(Try it) Report the lines of the material that carry the string "Gerstner".

**** Supplied records ****

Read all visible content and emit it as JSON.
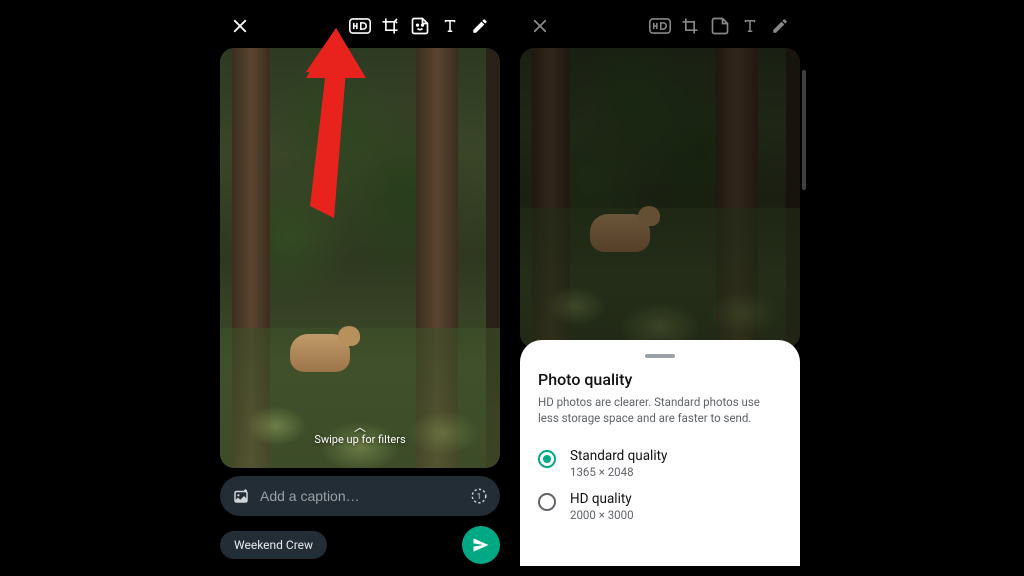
{
  "left": {
    "swipe_hint": "Swipe up for filters",
    "caption_placeholder": "Add a caption…",
    "recipient_chip": "Weekend Crew"
  },
  "right": {
    "sheet": {
      "title": "Photo quality",
      "description": "HD photos are clearer. Standard photos use less storage space and are faster to send.",
      "options": [
        {
          "label": "Standard quality",
          "sub": "1365 × 2048",
          "selected": true
        },
        {
          "label": "HD quality",
          "sub": "2000 × 3000",
          "selected": false
        }
      ]
    }
  },
  "icons": {
    "close": "close",
    "hd": "hd",
    "crop": "crop-rotate",
    "sticker": "sticker",
    "text": "text",
    "draw": "draw",
    "gallery": "gallery-add",
    "view_once": "view-once",
    "send": "send",
    "chevron_up": "chevron-up"
  }
}
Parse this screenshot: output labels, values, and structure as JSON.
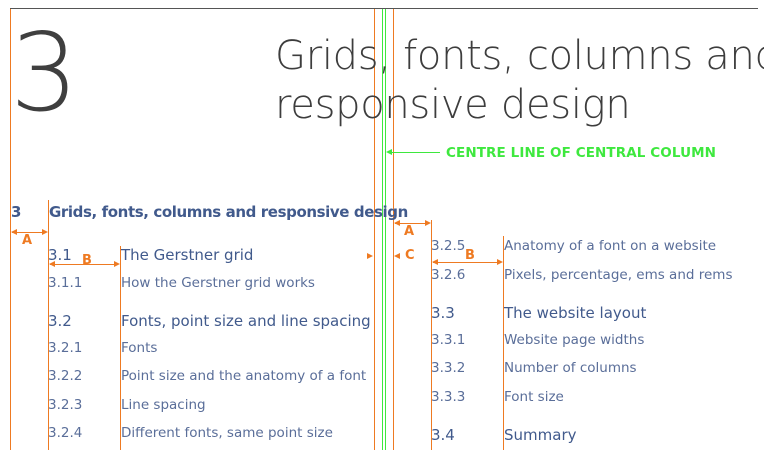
{
  "chapter": {
    "number": "3",
    "title_line1": "Grids, fonts, columns and",
    "title_line2": "responsive design"
  },
  "annotation": {
    "centre_label": "CENTRE LINE OF CENTRAL COLUMN"
  },
  "toc_heading": {
    "number": "3",
    "title": "Grids, fonts, columns and responsive design"
  },
  "left_column": [
    {
      "number": "3.1",
      "title": "The Gerstner grid",
      "level": "main"
    },
    {
      "number": "3.1.1",
      "title": "How the Gerstner grid works",
      "level": "sub"
    },
    {
      "number": "3.2",
      "title": "Fonts, point size and line spacing",
      "level": "main"
    },
    {
      "number": "3.2.1",
      "title": "Fonts",
      "level": "sub"
    },
    {
      "number": "3.2.2",
      "title": "Point size and the anatomy of a font",
      "level": "sub"
    },
    {
      "number": "3.2.3",
      "title": "Line spacing",
      "level": "sub"
    },
    {
      "number": "3.2.4",
      "title": "Different fonts, same point size",
      "level": "sub"
    }
  ],
  "right_column": [
    {
      "number": "3.2.5",
      "title": "Anatomy of a font on a website",
      "level": "sub"
    },
    {
      "number": "3.2.6",
      "title": "Pixels, percentage, ems and rems",
      "level": "sub"
    },
    {
      "number": "3.3",
      "title": "The website layout",
      "level": "main"
    },
    {
      "number": "3.3.1",
      "title": "Website page widths",
      "level": "sub"
    },
    {
      "number": "3.3.2",
      "title": "Number of columns",
      "level": "sub"
    },
    {
      "number": "3.3.3",
      "title": "Font size",
      "level": "sub"
    },
    {
      "number": "3.4",
      "title": "Summary",
      "level": "main"
    }
  ],
  "dimension_labels": {
    "a_left": "A",
    "b_left": "B",
    "c_centre": "C",
    "a_right": "A",
    "b_right": "B"
  },
  "colors": {
    "guide_orange": "#ee7a22",
    "centre_green": "#3ee83e",
    "text_blue": "#415a8c",
    "title_grey": "#3d3d3d"
  }
}
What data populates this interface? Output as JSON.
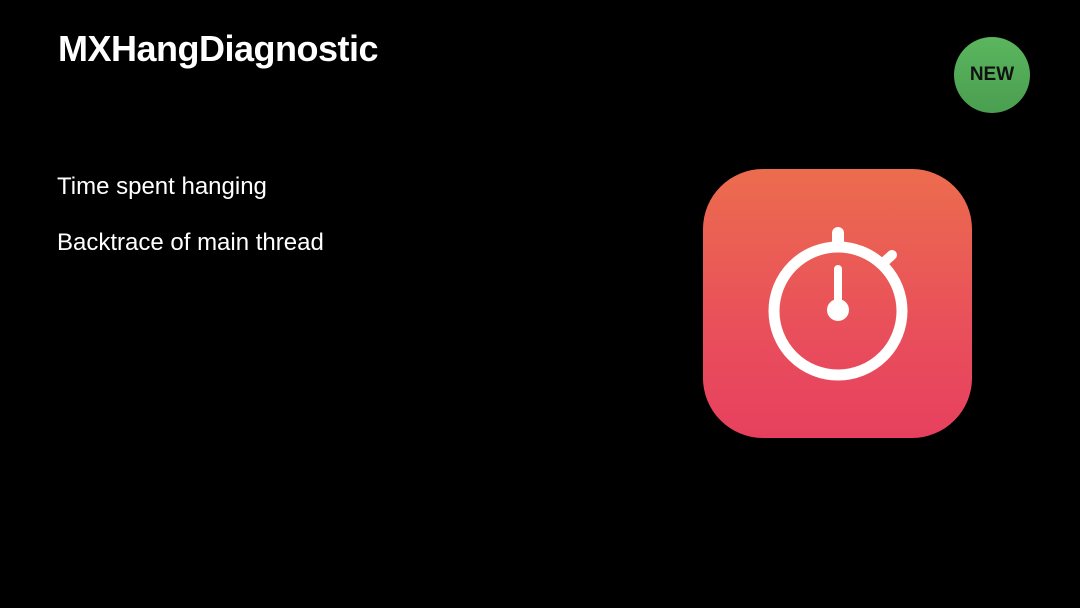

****

(Task response)
      "title": "The Gerstner grid",
      "title": "How the Gerstner grid works",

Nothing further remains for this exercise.